:: ASSIGNMENT ::
In the records below, find each line that holds "title" and return it.

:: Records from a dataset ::
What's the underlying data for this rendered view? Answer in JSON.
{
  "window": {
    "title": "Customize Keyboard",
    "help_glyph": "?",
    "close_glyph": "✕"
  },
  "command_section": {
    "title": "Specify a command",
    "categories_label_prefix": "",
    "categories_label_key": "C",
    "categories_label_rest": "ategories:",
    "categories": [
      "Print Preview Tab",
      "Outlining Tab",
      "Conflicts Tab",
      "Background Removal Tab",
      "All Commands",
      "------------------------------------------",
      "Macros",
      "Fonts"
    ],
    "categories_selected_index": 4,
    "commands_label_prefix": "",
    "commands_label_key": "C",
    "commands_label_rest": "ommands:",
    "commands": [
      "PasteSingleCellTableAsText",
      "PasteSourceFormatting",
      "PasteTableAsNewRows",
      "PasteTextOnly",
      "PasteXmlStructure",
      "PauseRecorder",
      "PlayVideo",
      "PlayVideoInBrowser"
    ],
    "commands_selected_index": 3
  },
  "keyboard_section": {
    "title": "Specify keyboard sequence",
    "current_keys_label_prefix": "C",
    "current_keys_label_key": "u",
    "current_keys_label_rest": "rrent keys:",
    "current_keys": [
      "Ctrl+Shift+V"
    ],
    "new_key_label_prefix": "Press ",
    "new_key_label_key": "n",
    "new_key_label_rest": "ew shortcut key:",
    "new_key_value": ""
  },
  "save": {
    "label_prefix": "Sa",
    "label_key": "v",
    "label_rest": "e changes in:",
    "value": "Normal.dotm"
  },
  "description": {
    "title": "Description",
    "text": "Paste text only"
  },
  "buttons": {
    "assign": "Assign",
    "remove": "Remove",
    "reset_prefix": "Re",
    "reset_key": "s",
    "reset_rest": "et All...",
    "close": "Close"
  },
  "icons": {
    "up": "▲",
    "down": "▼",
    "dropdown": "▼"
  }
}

:: RESPONSE BOX ::
    "title": "Customize Keyboard",
    "title": "Specify a command",
    "title": "Specify keyboard sequence",
    "title": "Description",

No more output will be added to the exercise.